■ Material provided

★ ★ ★ ★

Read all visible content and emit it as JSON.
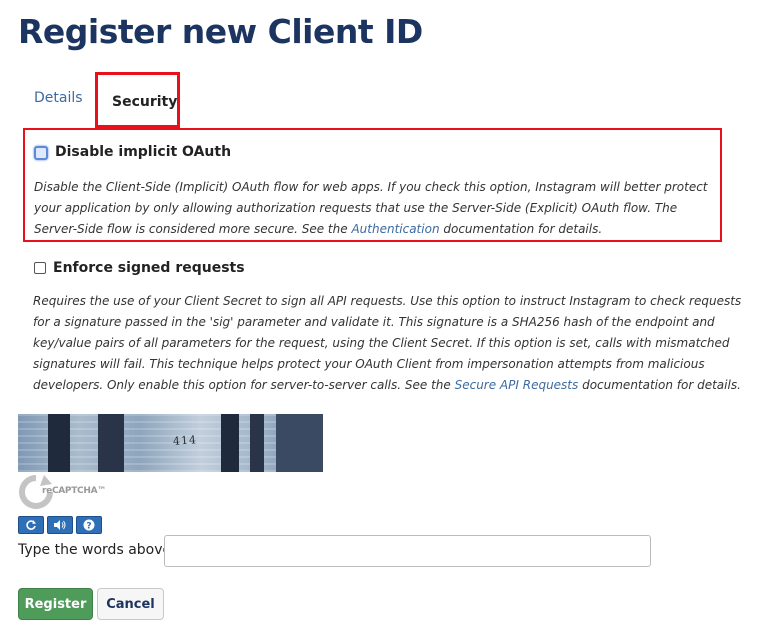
{
  "page": {
    "title": "Register new Client ID"
  },
  "tabs": [
    {
      "label": "Details",
      "active": false
    },
    {
      "label": "Security",
      "active": true
    }
  ],
  "disable_implicit": {
    "label": "Disable implicit OAuth",
    "checked": false,
    "desc_before": "Disable the Client-Side (Implicit) OAuth flow for web apps. If you check this option, Instagram will better protect your application by only allowing authorization requests that use the Server-Side (Explicit) OAuth flow. The Server-Side flow is considered more secure. See the ",
    "link": "Authentication",
    "desc_after": " documentation for details."
  },
  "enforce_signed": {
    "label": "Enforce signed requests",
    "checked": false,
    "desc_before": "Requires the use of your Client Secret to sign all API requests. Use this option to instruct Instagram to check requests for a signature passed in the 'sig' parameter and validate it. This signature is a SHA256 hash of the endpoint and key/value pairs of all parameters for the request, using the Client Secret. If this option is set, calls with mismatched signatures will fail. This technique helps protect your OAuth Client from impersonation attempts from malicious developers. Only enable this option for server-to-server calls. See the ",
    "link": "Secure API Requests",
    "desc_after": " documentation for details."
  },
  "captcha": {
    "image_text": "414",
    "logo_text": "reCAPTCHA™",
    "input_label": "Type the words above:",
    "input_value": "",
    "input_placeholder": "",
    "buttons": [
      "refresh-icon",
      "audio-icon",
      "help-icon"
    ]
  },
  "actions": {
    "register_label": "Register",
    "cancel_label": "Cancel"
  },
  "colors": {
    "title": "#1c3460",
    "link": "#3d6aa0",
    "highlight": "#e8101b",
    "register_bg": "#4f9c5a",
    "captcha_btn": "#2f6fb7"
  }
}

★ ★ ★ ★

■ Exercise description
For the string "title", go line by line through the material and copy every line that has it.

■ Response below
    "title": "Register new Client ID"
    "title": "#1c3460",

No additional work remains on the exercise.